* [Exercise instructions] Each record below should be printed exactly as it was written.

((

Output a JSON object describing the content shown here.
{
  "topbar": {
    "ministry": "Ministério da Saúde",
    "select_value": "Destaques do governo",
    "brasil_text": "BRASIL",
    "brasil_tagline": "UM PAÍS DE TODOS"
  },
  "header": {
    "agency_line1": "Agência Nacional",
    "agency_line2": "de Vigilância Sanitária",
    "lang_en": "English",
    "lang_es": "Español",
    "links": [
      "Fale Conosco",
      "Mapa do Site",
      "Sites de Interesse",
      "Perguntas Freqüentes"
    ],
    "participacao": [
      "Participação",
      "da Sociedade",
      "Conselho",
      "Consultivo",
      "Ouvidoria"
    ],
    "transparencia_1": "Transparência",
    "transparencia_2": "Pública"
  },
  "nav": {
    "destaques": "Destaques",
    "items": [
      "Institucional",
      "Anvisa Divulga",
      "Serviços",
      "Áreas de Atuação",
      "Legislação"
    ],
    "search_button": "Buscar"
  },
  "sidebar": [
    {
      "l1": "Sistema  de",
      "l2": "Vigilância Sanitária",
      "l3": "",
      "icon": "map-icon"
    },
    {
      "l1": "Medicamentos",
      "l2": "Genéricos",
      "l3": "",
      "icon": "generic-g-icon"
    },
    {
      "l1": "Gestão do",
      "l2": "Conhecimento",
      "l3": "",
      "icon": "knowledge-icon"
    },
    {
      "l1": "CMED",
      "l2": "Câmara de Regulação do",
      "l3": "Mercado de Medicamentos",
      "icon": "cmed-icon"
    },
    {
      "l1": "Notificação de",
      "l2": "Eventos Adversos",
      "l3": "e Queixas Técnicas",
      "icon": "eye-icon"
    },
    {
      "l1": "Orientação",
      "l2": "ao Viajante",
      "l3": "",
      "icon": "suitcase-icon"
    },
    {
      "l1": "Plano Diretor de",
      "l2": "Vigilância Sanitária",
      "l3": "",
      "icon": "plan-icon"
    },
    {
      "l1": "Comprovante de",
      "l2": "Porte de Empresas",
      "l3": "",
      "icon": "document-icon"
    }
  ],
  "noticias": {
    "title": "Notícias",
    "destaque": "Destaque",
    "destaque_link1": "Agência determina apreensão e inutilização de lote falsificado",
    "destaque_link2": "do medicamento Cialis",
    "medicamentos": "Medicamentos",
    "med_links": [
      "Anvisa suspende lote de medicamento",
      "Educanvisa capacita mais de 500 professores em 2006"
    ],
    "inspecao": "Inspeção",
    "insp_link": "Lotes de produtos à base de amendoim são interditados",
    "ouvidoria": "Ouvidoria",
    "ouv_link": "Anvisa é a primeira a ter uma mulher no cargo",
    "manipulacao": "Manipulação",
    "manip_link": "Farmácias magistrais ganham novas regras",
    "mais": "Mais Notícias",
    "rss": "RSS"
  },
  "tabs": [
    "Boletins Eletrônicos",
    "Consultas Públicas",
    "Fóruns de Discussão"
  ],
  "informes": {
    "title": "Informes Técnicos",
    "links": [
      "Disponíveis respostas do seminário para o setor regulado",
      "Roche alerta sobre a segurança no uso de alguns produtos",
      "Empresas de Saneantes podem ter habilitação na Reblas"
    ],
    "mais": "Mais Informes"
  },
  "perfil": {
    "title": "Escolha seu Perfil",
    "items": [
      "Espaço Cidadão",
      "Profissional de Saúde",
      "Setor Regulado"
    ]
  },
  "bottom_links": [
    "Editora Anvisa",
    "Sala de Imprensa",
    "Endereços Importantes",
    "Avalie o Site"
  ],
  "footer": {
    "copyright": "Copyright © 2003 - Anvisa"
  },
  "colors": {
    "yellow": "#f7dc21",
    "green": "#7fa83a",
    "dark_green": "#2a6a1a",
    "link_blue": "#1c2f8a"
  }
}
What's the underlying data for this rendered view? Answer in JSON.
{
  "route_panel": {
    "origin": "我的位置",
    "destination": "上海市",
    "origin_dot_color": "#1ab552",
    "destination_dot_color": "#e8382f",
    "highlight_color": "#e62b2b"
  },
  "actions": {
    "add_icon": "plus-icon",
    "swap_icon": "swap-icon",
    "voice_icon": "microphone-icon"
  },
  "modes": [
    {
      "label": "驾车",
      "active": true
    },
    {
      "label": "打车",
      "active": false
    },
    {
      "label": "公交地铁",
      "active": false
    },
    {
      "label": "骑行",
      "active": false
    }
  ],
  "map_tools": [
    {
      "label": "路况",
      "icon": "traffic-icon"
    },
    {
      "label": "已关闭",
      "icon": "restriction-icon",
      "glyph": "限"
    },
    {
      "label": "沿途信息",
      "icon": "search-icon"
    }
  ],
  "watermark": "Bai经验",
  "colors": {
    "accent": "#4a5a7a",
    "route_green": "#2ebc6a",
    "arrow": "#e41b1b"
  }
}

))

* [Response to the task]
Output a JSON object describing the content shown here.
{
  "topbar": {
    "ministry": "Ministério da Saúde",
    "select_value": "Destaques do governo",
    "brasil_text": "BRASIL",
    "brasil_tagline": "UM PAÍS DE TODOS"
  },
  "header": {
    "agency_line1": "Agência Nacional",
    "agency_line2": "de Vigilância Sanitária",
    "lang_en": "English",
    "lang_es": "Español",
    "links": [
      "Fale Conosco",
      "Mapa do Site",
      "Sites de Interesse",
      "Perguntas Freqüentes"
    ],
    "participacao": [
      "Participação",
      "da Sociedade",
      "Conselho",
      "Consultivo",
      "Ouvidoria"
    ],
    "transparencia_1": "Transparência",
    "transparencia_2": "Pública"
  },
  "nav": {
    "destaques": "Destaques",
    "items": [
      "Institucional",
      "Anvisa Divulga",
      "Serviços",
      "Áreas de Atuação",
      "Legislação"
    ],
    "search_button": "Buscar"
  },
  "sidebar": [
    {
      "l1": "Sistema  de",
      "l2": "Vigilância Sanitária",
      "l3": "",
      "icon": "map-icon"
    },
    {
      "l1": "Medicamentos",
      "l2": "Genéricos",
      "l3": "",
      "icon": "generic-g-icon"
    },
    {
      "l1": "Gestão do",
      "l2": "Conhecimento",
      "l3": "",
      "icon": "knowledge-icon"
    },
    {
      "l1": "CMED",
      "l2": "Câmara de Regulação do",
      "l3": "Mercado de Medicamentos",
      "icon": "cmed-icon"
    },
    {
      "l1": "Notificação de",
      "l2": "Eventos Adversos",
      "l3": "e Queixas Técnicas",
      "icon": "eye-icon"
    },
    {
      "l1": "Orientação",
      "l2": "ao Viajante",
      "l3": "",
      "icon": "suitcase-icon"
    },
    {
      "l1": "Plano Diretor de",
      "l2": "Vigilância Sanitária",
      "l3": "",
      "icon": "plan-icon"
    },
    {
      "l1": "Comprovante de",
      "l2": "Porte de Empresas",
      "l3": "",
      "icon": "document-icon"
    }
  ],
  "noticias": {
    "title": "Notícias",
    "destaque": "Destaque",
    "destaque_link1": "Agência determina apreensão e inutilização de lote falsificado",
    "destaque_link2": "do medicamento Cialis",
    "medicamentos": "Medicamentos",
    "med_links": [
      "Anvisa suspende lote de medicamento",
      "Educanvisa capacita mais de 500 professores em 2006"
    ],
    "inspecao": "Inspeção",
    "insp_link": "Lotes de produtos à base de amendoim são interditados",
    "ouvidoria": "Ouvidoria",
    "ouv_link": "Anvisa é a primeira a ter uma mulher no cargo",
    "manipulacao": "Manipulação",
    "manip_link": "Farmácias magistrais ganham novas regras",
    "mais": "Mais Notícias",
    "rss": "RSS"
  },
  "tabs": [
    "Boletins Eletrônicos",
    "Consultas Públicas",
    "Fóruns de Discussão"
  ],
  "informes": {
    "title": "Informes Técnicos",
    "links": [
      "Disponíveis respostas do seminário para o setor regulado",
      "Roche alerta sobre a segurança no uso de alguns produtos",
      "Empresas de Saneantes podem ter habilitação na Reblas"
    ],
    "mais": "Mais Informes"
  },
  "perfil": {
    "title": "Escolha seu Perfil",
    "items": [
      "Espaço Cidadão",
      "Profissional de Saúde",
      "Setor Regulado"
    ]
  },
  "bottom_links": [
    "Editora Anvisa",
    "Sala de Imprensa",
    "Endereços Importantes",
    "Avalie o Site"
  ],
  "footer": {
    "copyright": "Copyright © 2003 - Anvisa"
  },
  "colors": {
    "yellow": "#f7dc21",
    "green": "#7fa83a",
    "dark_green": "#2a6a1a",
    "link_blue": "#1c2f8a"
  }
}
What's the underlying data for this rendered view? Answer in JSON.
{
  "route_panel": {
    "origin": "我的位置",
    "destination": "上海市",
    "origin_dot_color": "#1ab552",
    "destination_dot_color": "#e8382f",
    "highlight_color": "#e62b2b"
  },
  "actions": {
    "add_icon": "plus-icon",
    "swap_icon": "swap-icon",
    "voice_icon": "microphone-icon"
  },
  "modes": [
    {
      "label": "驾车",
      "active": true
    },
    {
      "label": "打车",
      "active": false
    },
    {
      "label": "公交地铁",
      "active": false
    },
    {
      "label": "骑行",
      "active": false
    }
  ],
  "map_tools": [
    {
      "label": "路况",
      "icon": "traffic-icon"
    },
    {
      "label": "已关闭",
      "icon": "restriction-icon",
      "glyph": "限"
    },
    {
      "label": "沿途信息",
      "icon": "search-icon"
    }
  ],
  "watermark": "Bai经验",
  "colors": {
    "accent": "#4a5a7a",
    "route_green": "#2ebc6a",
    "arrow": "#e41b1b"
  }
}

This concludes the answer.